◆ RECORDS FOR THE EXERCISE:
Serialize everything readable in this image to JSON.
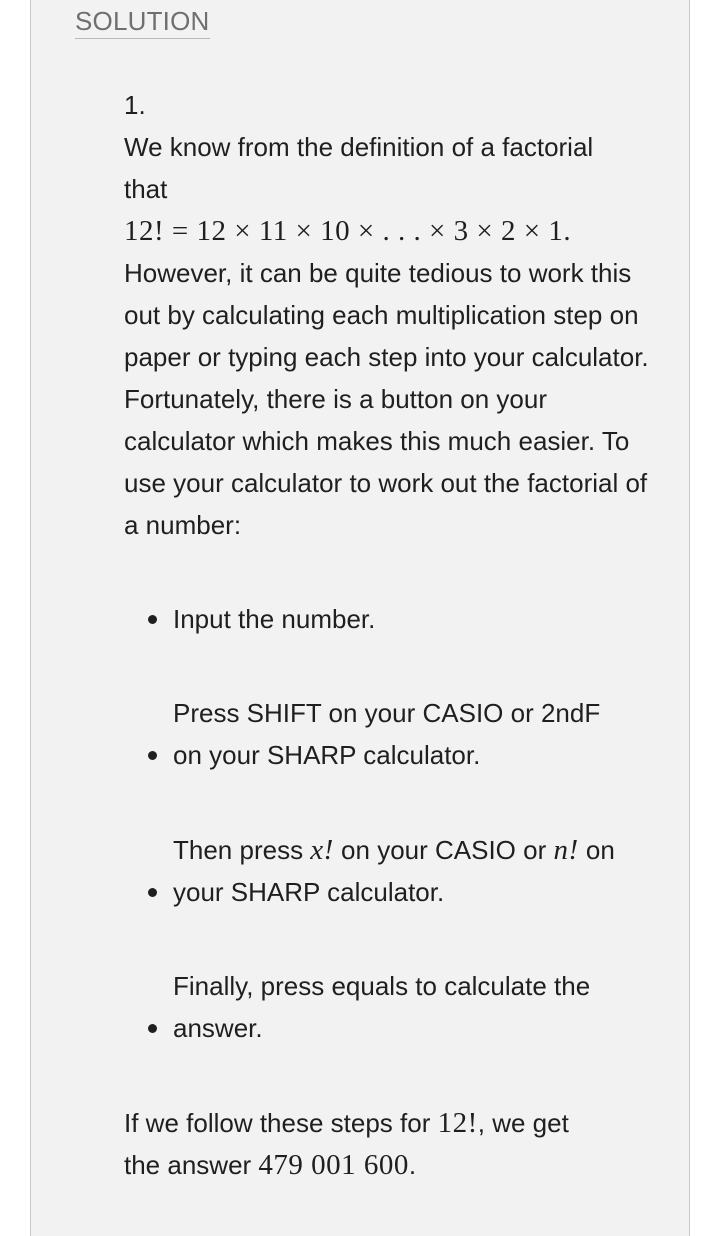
{
  "heading": "SOLUTION",
  "item_number": "1.",
  "intro": {
    "line1": "We know from the definition of a factorial",
    "line2": "that",
    "formula": "12! = 12 × 11 × 10 × . . . × 3 × 2 × 1.",
    "body": "However, it can be quite tedious to work this out by calculating each multiplication step on paper or typing each step into your calculator. Fortunately, there is a button on your calculator which makes this much easier. To use your calculator to work out the factorial of a number:"
  },
  "steps": [
    {
      "text": "Input the number."
    },
    {
      "line1": "Press SHIFT on your CASIO or 2ndF",
      "line2": "on your SHARP calculator."
    },
    {
      "pre": "Then press ",
      "math1": "x!",
      "mid": " on your CASIO or ",
      "math2": "n!",
      "post": " on",
      "line2": "your SHARP calculator."
    },
    {
      "line1": "Finally, press equals to calculate the",
      "line2": "answer."
    }
  ],
  "conclusion": {
    "pre": "If we follow these steps for ",
    "math1": "12!",
    "mid": ", we get",
    "line2_pre": "the answer ",
    "math2": "479 001 600",
    "post": "."
  }
}
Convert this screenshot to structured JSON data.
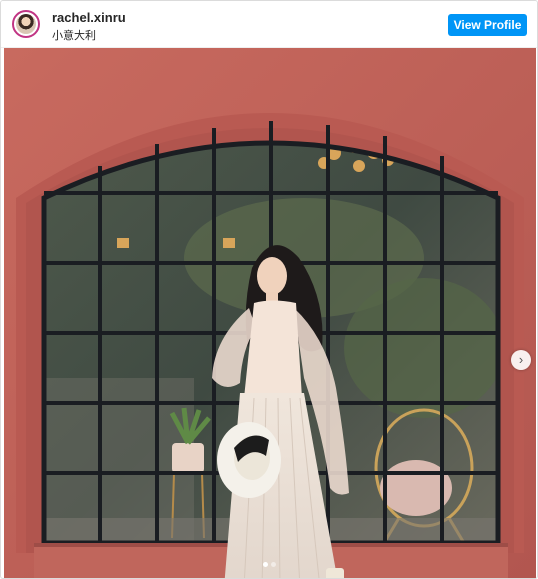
{
  "post": {
    "username": "rachel.xinru",
    "location": "小意大利",
    "view_profile_label": "View Profile"
  },
  "media": {
    "description_icon": "photo-scene",
    "next_icon": "chevron-right-icon",
    "next_glyph": "›",
    "carousel_total": 2,
    "carousel_current": 1
  },
  "colors": {
    "accent": "#0095f6",
    "wall": "#c0625a",
    "frame": "#1a1d22"
  }
}
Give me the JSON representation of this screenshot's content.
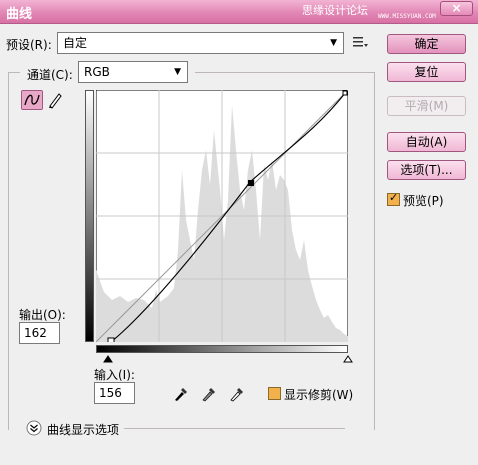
{
  "window": {
    "title": "曲线",
    "watermark": "思缘设计论坛",
    "watermark_sub": "WWW.MISSYUAN.COM",
    "close_label": "×"
  },
  "preset": {
    "label": "预设(R):",
    "value": "自定",
    "menu_icon": "list-menu-icon"
  },
  "channel": {
    "label": "通道(C):",
    "value": "RGB"
  },
  "buttons": {
    "ok": "确定",
    "reset": "复位",
    "smooth": "平滑(M)",
    "auto": "自动(A)",
    "options": "选项(T)..."
  },
  "preview": {
    "label": "预览(P)",
    "checked": true
  },
  "output": {
    "label": "输出(O):",
    "value": "162"
  },
  "input": {
    "label": "输入(I):",
    "value": "156"
  },
  "show_clipping": {
    "label": "显示修剪(W)",
    "checked": false
  },
  "curve_display_options": {
    "label": "曲线显示选项"
  },
  "curve": {
    "points": [
      [
        0,
        0
      ],
      [
        156,
        162
      ],
      [
        255,
        255
      ]
    ],
    "selected_point": [
      156,
      162
    ]
  },
  "colors": {
    "accent": "#e287b5",
    "histogram": "#dcdcdc",
    "grid": "#c8c8c8",
    "checkbox": "#f3b14c"
  }
}
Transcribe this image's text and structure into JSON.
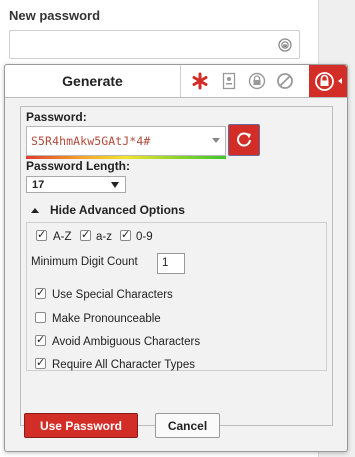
{
  "field": {
    "label": "New password",
    "value": ""
  },
  "popup": {
    "tab_generate": "Generate",
    "tab_icons": [
      "asterisk-icon",
      "form-fill-icon",
      "lastpass-lock-icon",
      "disable-icon",
      "lastpass-menu-icon"
    ],
    "password_label": "Password:",
    "generated_password": "S5R4hmAkw5GAtJ*4#",
    "length_label": "Password Length:",
    "length_value": "17",
    "advanced_toggle": "Hide Advanced Options",
    "options": {
      "az_upper": {
        "label": "A-Z",
        "checked": true
      },
      "az_lower": {
        "label": "a-z",
        "checked": true
      },
      "digits": {
        "label": "0-9",
        "checked": true
      },
      "min_digit_label": "Minimum Digit Count",
      "min_digit_value": "1",
      "special": {
        "label": "Use Special Characters",
        "checked": true
      },
      "pronounceable": {
        "label": "Make Pronounceable",
        "checked": false
      },
      "ambiguous": {
        "label": "Avoid Ambiguous Characters",
        "checked": true
      },
      "all_types": {
        "label": "Require All Character Types",
        "checked": true
      }
    },
    "use_button": "Use Password",
    "cancel_button": "Cancel"
  },
  "colors": {
    "accent": "#d32d27",
    "panel_bg": "#f2f2f2"
  }
}
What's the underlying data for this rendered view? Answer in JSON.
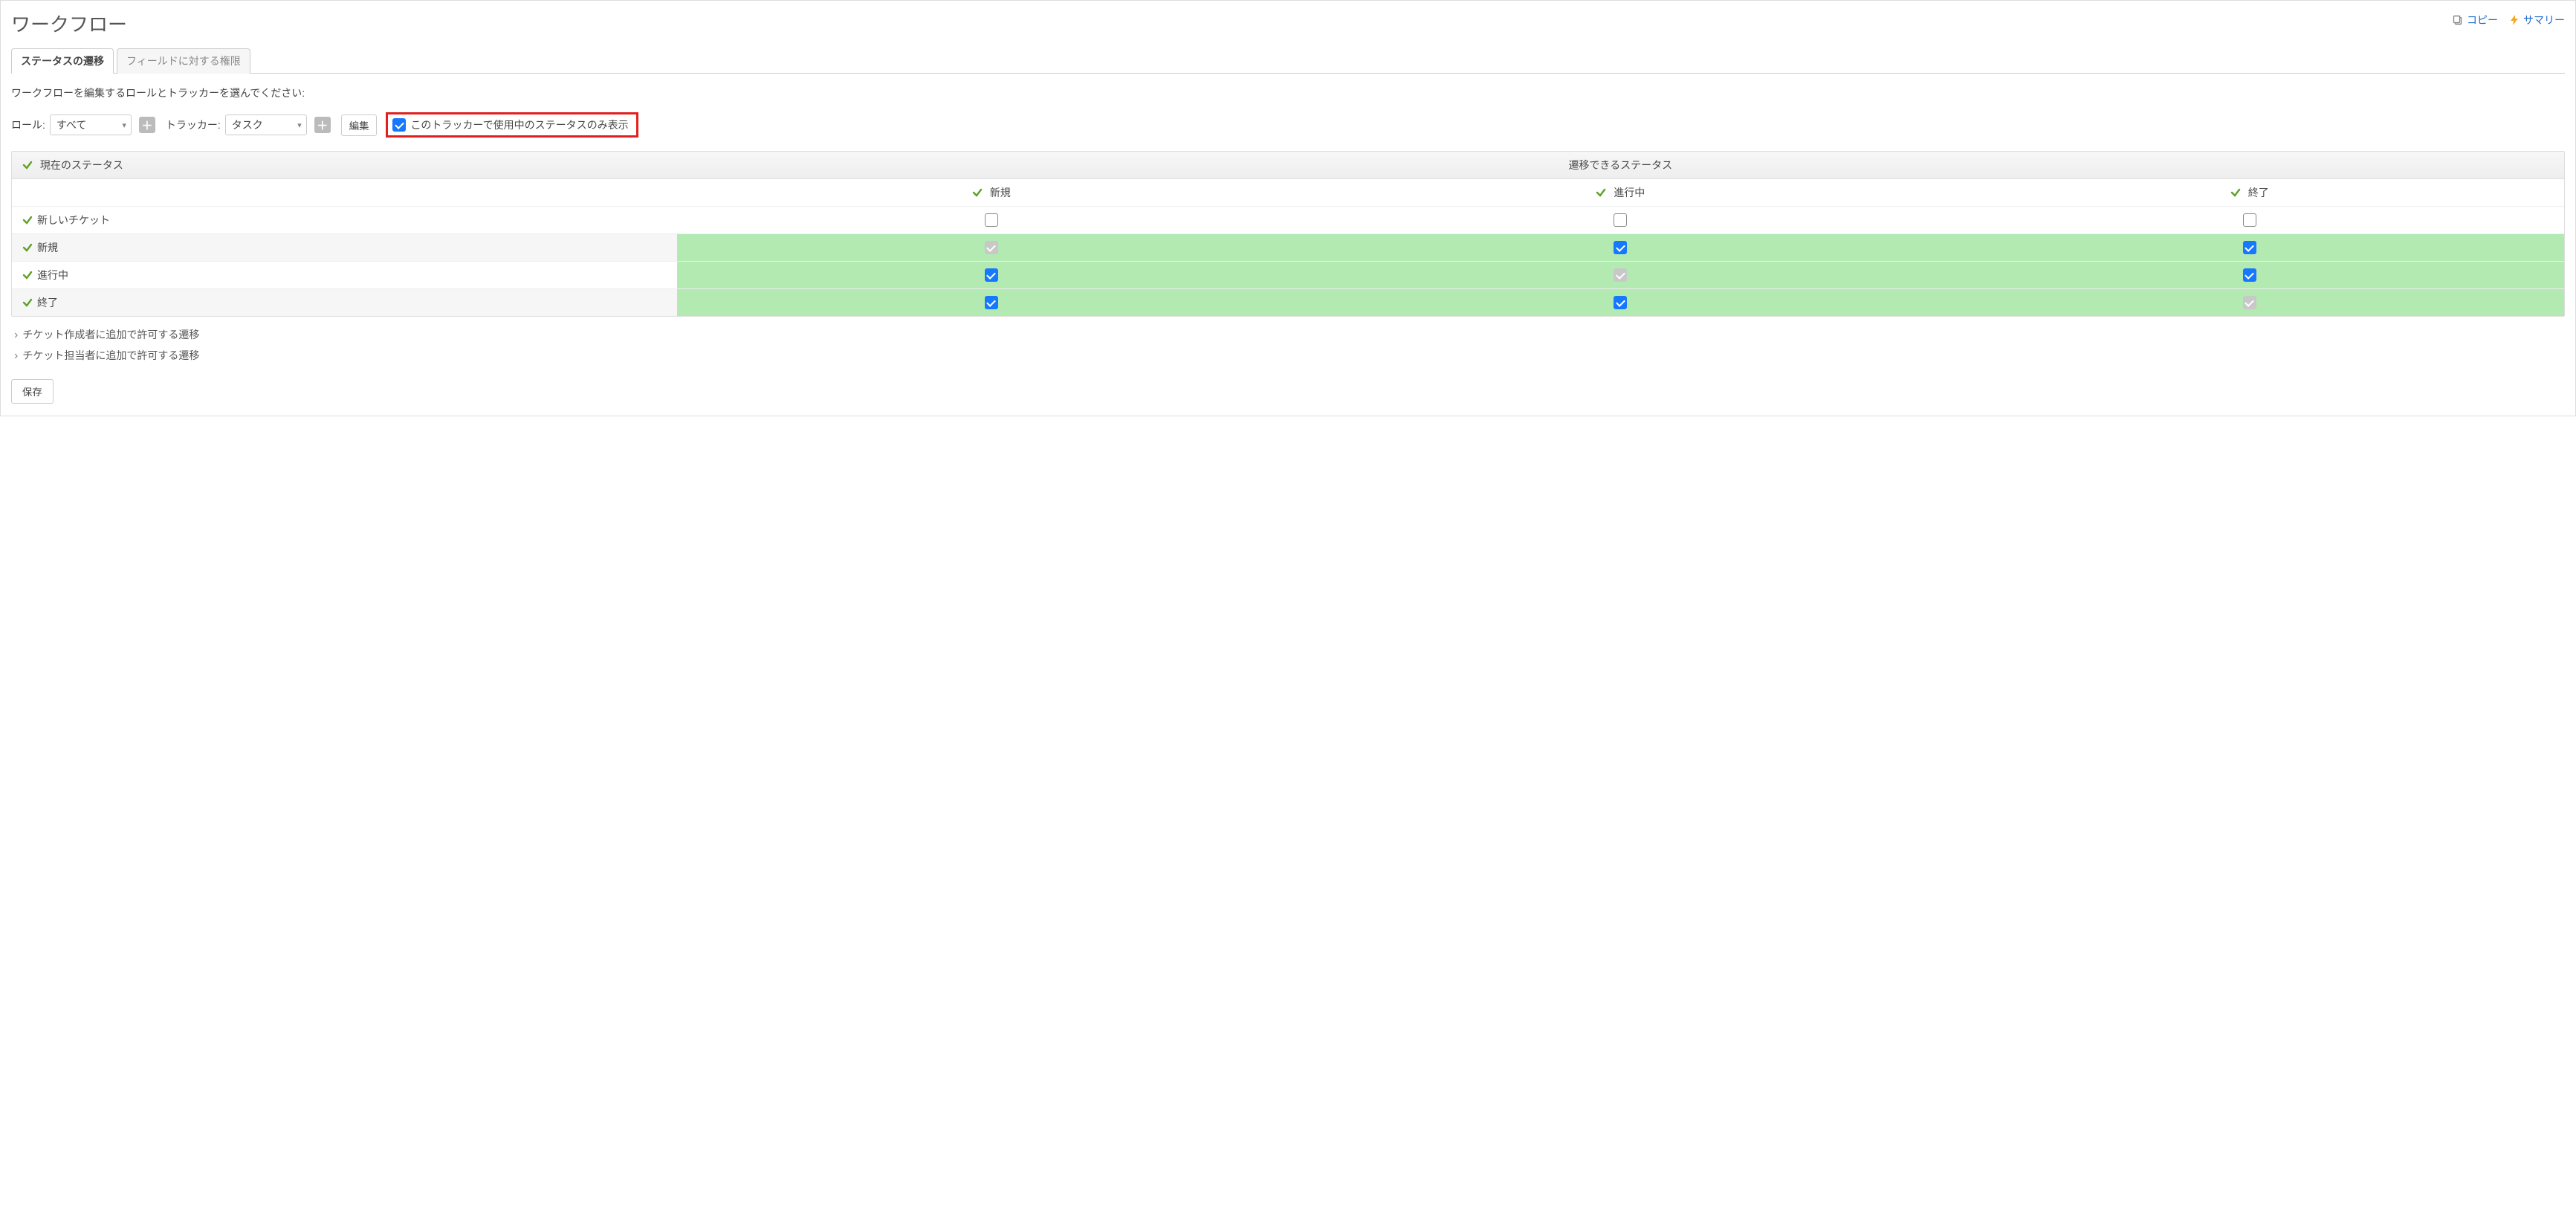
{
  "header": {
    "title": "ワークフロー",
    "actions": {
      "copy": "コピー",
      "summary": "サマリー"
    }
  },
  "tabs": {
    "status_transitions": "ステータスの遷移",
    "field_permissions": "フィールドに対する権限"
  },
  "instruction": "ワークフローを編集するロールとトラッカーを選んでください:",
  "filters": {
    "role_label": "ロール:",
    "role_value": "すべて",
    "tracker_label": "トラッカー:",
    "tracker_value": "タスク",
    "edit_button": "編集",
    "only_used_checkbox_label": "このトラッカーで使用中のステータスのみ表示",
    "only_used_checked": true
  },
  "grid": {
    "current_status_header": "現在のステータス",
    "transitions_header": "遷移できるステータス",
    "columns": [
      "新規",
      "進行中",
      "終了"
    ],
    "rows": [
      {
        "label": "新しいチケット",
        "hl": false,
        "cells": [
          {
            "state": "unchecked"
          },
          {
            "state": "unchecked"
          },
          {
            "state": "unchecked"
          }
        ]
      },
      {
        "label": "新規",
        "hl": true,
        "cells": [
          {
            "state": "disabled-checked"
          },
          {
            "state": "checked"
          },
          {
            "state": "checked"
          }
        ]
      },
      {
        "label": "進行中",
        "hl": true,
        "cells": [
          {
            "state": "checked"
          },
          {
            "state": "disabled-checked"
          },
          {
            "state": "checked"
          }
        ]
      },
      {
        "label": "終了",
        "hl": true,
        "cells": [
          {
            "state": "checked"
          },
          {
            "state": "checked"
          },
          {
            "state": "disabled-checked"
          }
        ]
      }
    ]
  },
  "folds": {
    "author": "チケット作成者に追加で許可する遷移",
    "assignee": "チケット担当者に追加で許可する遷移"
  },
  "save_button": "保存"
}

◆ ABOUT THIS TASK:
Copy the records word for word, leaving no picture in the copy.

◆ WRITTEN SOLUTION:
Serialize everything readable in this image to JSON.
{
  "heading": "SOLUTION",
  "item_number": "1.",
  "intro": {
    "line1": "We know from the definition of a factorial",
    "line2": "that",
    "formula": "12! = 12 × 11 × 10 × . . . × 3 × 2 × 1.",
    "body": "However, it can be quite tedious to work this out by calculating each multiplication step on paper or typing each step into your calculator. Fortunately, there is a button on your calculator which makes this much easier. To use your calculator to work out the factorial of a number:"
  },
  "steps": [
    {
      "text": "Input the number."
    },
    {
      "line1": "Press SHIFT on your CASIO or 2ndF",
      "line2": "on your SHARP calculator."
    },
    {
      "pre": "Then press ",
      "math1": "x!",
      "mid": " on your CASIO or ",
      "math2": "n!",
      "post": " on",
      "line2": "your SHARP calculator."
    },
    {
      "line1": "Finally, press equals to calculate the",
      "line2": "answer."
    }
  ],
  "conclusion": {
    "pre": "If we follow these steps for ",
    "math1": "12!",
    "mid": ", we get",
    "line2_pre": "the answer ",
    "math2": "479 001 600",
    "post": "."
  }
}
Convert this screenshot to structured JSON data.
{
  "post": {
    "username": "rachel.xinru",
    "location": "小意大利",
    "view_profile_label": "View Profile"
  },
  "media": {
    "description_icon": "photo-scene",
    "next_icon": "chevron-right-icon",
    "next_glyph": "›",
    "carousel_total": 2,
    "carousel_current": 1
  },
  "colors": {
    "accent": "#0095f6",
    "wall": "#c0625a",
    "frame": "#1a1d22"
  }
}
Give me the JSON representation of this screenshot's content.
{
  "window": {
    "title": "曲线",
    "watermark": "思缘设计论坛",
    "watermark_sub": "WWW.MISSYUAN.COM",
    "close_label": "×"
  },
  "preset": {
    "label": "预设(R):",
    "value": "自定",
    "menu_icon": "list-menu-icon"
  },
  "channel": {
    "label": "通道(C):",
    "value": "RGB"
  },
  "buttons": {
    "ok": "确定",
    "reset": "复位",
    "smooth": "平滑(M)",
    "auto": "自动(A)",
    "options": "选项(T)..."
  },
  "preview": {
    "label": "预览(P)",
    "checked": true
  },
  "output": {
    "label": "输出(O):",
    "value": "162"
  },
  "input": {
    "label": "输入(I):",
    "value": "156"
  },
  "show_clipping": {
    "label": "显示修剪(W)",
    "checked": false
  },
  "curve_display_options": {
    "label": "曲线显示选项"
  },
  "curve": {
    "points": [
      [
        0,
        0
      ],
      [
        156,
        162
      ],
      [
        255,
        255
      ]
    ],
    "selected_point": [
      156,
      162
    ]
  },
  "colors": {
    "accent": "#e287b5",
    "histogram": "#dcdcdc",
    "grid": "#c8c8c8",
    "checkbox": "#f3b14c"
  }
}
Transcribe this image's text and structure into JSON.
{
  "field": {
    "label": "New password",
    "value": ""
  },
  "popup": {
    "tab_generate": "Generate",
    "tab_icons": [
      "asterisk-icon",
      "form-fill-icon",
      "lastpass-lock-icon",
      "disable-icon",
      "lastpass-menu-icon"
    ],
    "password_label": "Password:",
    "generated_password": "S5R4hmAkw5GAtJ*4#",
    "length_label": "Password Length:",
    "length_value": "17",
    "advanced_toggle": "Hide Advanced Options",
    "options": {
      "az_upper": {
        "label": "A-Z",
        "checked": true
      },
      "az_lower": {
        "label": "a-z",
        "checked": true
      },
      "digits": {
        "label": "0-9",
        "checked": true
      },
      "min_digit_label": "Minimum Digit Count",
      "min_digit_value": "1",
      "special": {
        "label": "Use Special Characters",
        "checked": true
      },
      "pronounceable": {
        "label": "Make Pronounceable",
        "checked": false
      },
      "ambiguous": {
        "label": "Avoid Ambiguous Characters",
        "checked": true
      },
      "all_types": {
        "label": "Require All Character Types",
        "checked": true
      }
    },
    "use_button": "Use Password",
    "cancel_button": "Cancel"
  },
  "colors": {
    "accent": "#d32d27",
    "panel_bg": "#f2f2f2"
  }
}
What's the underlying data for this rendered view? Answer in JSON.
{
  "header": {
    "title": "ワークフロー",
    "actions": {
      "copy": "コピー",
      "summary": "サマリー"
    }
  },
  "tabs": {
    "status_transitions": "ステータスの遷移",
    "field_permissions": "フィールドに対する権限"
  },
  "instruction": "ワークフローを編集するロールとトラッカーを選んでください:",
  "filters": {
    "role_label": "ロール:",
    "role_value": "すべて",
    "tracker_label": "トラッカー:",
    "tracker_value": "タスク",
    "edit_button": "編集",
    "only_used_checkbox_label": "このトラッカーで使用中のステータスのみ表示",
    "only_used_checked": true
  },
  "grid": {
    "current_status_header": "現在のステータス",
    "transitions_header": "遷移できるステータス",
    "columns": [
      "新規",
      "進行中",
      "終了"
    ],
    "rows": [
      {
        "label": "新しいチケット",
        "hl": false,
        "cells": [
          {
            "state": "unchecked"
          },
          {
            "state": "unchecked"
          },
          {
            "state": "unchecked"
          }
        ]
      },
      {
        "label": "新規",
        "hl": true,
        "cells": [
          {
            "state": "disabled-checked"
          },
          {
            "state": "checked"
          },
          {
            "state": "checked"
          }
        ]
      },
      {
        "label": "進行中",
        "hl": true,
        "cells": [
          {
            "state": "checked"
          },
          {
            "state": "disabled-checked"
          },
          {
            "state": "checked"
          }
        ]
      },
      {
        "label": "終了",
        "hl": true,
        "cells": [
          {
            "state": "checked"
          },
          {
            "state": "checked"
          },
          {
            "state": "disabled-checked"
          }
        ]
      }
    ]
  },
  "folds": {
    "author": "チケット作成者に追加で許可する遷移",
    "assignee": "チケット担当者に追加で許可する遷移"
  },
  "save_button": "保存"
}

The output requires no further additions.